What the exercise asks: Go through the records and report each line holding the string "JSON".
==== Provided data
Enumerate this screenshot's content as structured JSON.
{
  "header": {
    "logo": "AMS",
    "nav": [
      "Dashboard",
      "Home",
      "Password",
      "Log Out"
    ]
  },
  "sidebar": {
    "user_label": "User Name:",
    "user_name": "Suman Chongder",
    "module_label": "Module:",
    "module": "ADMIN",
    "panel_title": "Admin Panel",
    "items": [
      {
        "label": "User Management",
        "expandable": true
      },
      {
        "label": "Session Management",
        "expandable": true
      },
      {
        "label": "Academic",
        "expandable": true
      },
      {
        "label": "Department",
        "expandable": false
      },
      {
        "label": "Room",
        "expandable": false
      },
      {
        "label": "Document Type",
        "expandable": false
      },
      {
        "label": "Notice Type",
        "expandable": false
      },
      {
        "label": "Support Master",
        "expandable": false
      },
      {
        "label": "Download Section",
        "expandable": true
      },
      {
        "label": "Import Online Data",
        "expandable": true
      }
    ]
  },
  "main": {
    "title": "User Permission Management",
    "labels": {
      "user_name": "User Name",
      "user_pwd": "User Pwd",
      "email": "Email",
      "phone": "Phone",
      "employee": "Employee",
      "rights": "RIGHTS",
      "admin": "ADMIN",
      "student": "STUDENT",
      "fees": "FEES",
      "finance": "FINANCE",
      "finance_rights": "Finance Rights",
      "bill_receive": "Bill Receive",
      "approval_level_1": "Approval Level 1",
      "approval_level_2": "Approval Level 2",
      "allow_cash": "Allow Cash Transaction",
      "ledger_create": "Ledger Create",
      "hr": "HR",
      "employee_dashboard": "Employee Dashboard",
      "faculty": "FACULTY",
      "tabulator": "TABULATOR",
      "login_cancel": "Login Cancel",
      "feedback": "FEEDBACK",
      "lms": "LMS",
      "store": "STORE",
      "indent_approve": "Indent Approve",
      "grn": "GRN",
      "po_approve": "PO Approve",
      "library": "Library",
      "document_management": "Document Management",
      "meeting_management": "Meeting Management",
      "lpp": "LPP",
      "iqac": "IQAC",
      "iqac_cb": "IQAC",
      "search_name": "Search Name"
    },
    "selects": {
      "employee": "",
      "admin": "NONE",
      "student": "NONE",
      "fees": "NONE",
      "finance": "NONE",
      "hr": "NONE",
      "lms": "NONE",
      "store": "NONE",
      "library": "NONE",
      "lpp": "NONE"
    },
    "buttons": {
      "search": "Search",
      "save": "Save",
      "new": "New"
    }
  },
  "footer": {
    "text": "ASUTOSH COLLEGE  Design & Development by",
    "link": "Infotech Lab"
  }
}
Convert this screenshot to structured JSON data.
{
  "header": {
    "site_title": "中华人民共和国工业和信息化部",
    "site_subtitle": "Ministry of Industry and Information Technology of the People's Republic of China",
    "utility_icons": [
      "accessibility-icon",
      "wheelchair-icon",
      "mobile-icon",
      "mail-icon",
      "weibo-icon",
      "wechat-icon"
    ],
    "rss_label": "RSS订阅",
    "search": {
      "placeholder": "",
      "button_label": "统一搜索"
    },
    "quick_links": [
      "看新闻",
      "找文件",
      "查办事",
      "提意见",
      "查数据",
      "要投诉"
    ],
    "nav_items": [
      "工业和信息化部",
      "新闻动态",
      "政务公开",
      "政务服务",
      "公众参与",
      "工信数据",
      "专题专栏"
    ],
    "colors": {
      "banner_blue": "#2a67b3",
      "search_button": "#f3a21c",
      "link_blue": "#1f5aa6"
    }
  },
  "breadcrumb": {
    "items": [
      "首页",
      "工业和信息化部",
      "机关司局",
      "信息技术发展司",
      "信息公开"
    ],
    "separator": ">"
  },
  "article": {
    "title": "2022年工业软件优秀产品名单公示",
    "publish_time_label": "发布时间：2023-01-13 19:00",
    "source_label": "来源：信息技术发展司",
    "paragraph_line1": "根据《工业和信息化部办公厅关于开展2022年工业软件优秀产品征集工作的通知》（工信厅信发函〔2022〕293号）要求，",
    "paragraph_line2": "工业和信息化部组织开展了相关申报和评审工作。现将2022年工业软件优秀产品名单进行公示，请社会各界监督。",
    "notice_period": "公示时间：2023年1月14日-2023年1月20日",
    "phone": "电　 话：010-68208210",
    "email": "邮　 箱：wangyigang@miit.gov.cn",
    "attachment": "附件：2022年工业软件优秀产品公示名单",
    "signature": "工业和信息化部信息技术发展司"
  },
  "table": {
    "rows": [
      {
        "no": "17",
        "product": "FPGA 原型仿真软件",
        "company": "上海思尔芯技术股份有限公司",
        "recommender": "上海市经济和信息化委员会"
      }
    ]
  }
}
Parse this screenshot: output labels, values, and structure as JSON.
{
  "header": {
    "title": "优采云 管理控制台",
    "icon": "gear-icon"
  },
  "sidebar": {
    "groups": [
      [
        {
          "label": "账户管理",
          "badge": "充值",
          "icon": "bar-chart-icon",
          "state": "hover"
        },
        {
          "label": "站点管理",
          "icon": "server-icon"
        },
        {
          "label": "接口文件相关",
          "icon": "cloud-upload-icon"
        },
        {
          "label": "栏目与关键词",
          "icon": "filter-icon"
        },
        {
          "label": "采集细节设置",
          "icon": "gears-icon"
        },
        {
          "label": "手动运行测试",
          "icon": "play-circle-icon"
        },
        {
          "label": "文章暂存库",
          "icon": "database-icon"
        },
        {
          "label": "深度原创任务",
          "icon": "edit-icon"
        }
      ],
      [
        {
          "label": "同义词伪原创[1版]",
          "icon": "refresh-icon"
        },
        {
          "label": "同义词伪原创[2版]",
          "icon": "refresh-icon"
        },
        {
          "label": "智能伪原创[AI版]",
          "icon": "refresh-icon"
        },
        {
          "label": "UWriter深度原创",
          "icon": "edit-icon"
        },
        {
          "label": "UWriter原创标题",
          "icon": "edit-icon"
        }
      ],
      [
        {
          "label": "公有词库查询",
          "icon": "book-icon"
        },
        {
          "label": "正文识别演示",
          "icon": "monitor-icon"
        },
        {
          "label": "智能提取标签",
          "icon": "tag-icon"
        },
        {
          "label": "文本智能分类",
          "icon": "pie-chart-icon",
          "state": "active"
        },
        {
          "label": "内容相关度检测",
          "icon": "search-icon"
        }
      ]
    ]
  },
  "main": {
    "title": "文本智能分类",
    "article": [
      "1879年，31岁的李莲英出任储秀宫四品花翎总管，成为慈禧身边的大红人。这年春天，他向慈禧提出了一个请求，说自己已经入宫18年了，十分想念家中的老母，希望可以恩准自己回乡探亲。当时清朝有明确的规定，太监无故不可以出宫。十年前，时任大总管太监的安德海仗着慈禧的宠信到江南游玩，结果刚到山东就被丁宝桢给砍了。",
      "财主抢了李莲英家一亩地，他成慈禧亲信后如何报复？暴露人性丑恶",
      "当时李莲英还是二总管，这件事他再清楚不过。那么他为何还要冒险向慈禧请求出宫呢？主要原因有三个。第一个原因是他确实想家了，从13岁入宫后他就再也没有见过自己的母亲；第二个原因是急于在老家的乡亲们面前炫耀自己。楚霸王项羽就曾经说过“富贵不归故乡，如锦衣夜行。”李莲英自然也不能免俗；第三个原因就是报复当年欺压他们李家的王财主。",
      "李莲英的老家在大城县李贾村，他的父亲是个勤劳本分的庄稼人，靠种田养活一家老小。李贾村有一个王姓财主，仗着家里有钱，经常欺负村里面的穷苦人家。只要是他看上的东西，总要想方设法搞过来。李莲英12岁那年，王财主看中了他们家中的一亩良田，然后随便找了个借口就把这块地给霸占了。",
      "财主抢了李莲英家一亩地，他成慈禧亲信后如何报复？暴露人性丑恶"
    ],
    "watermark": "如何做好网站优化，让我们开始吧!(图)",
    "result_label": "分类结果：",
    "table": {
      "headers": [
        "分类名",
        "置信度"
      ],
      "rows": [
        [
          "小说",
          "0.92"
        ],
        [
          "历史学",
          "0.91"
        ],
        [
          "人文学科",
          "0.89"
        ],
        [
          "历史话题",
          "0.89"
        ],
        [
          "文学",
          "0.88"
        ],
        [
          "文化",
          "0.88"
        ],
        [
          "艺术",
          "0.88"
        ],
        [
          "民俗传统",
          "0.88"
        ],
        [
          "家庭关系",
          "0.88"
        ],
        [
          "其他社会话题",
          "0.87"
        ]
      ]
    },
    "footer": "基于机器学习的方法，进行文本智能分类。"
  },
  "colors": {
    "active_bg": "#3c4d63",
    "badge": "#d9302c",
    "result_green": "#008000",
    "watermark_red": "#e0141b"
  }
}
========
Your response:
Enumerate this screenshot's content as structured JSON.
Convert this screenshot to structured JSON data.
Parse this screenshot: output labels, values, and structure as JSON.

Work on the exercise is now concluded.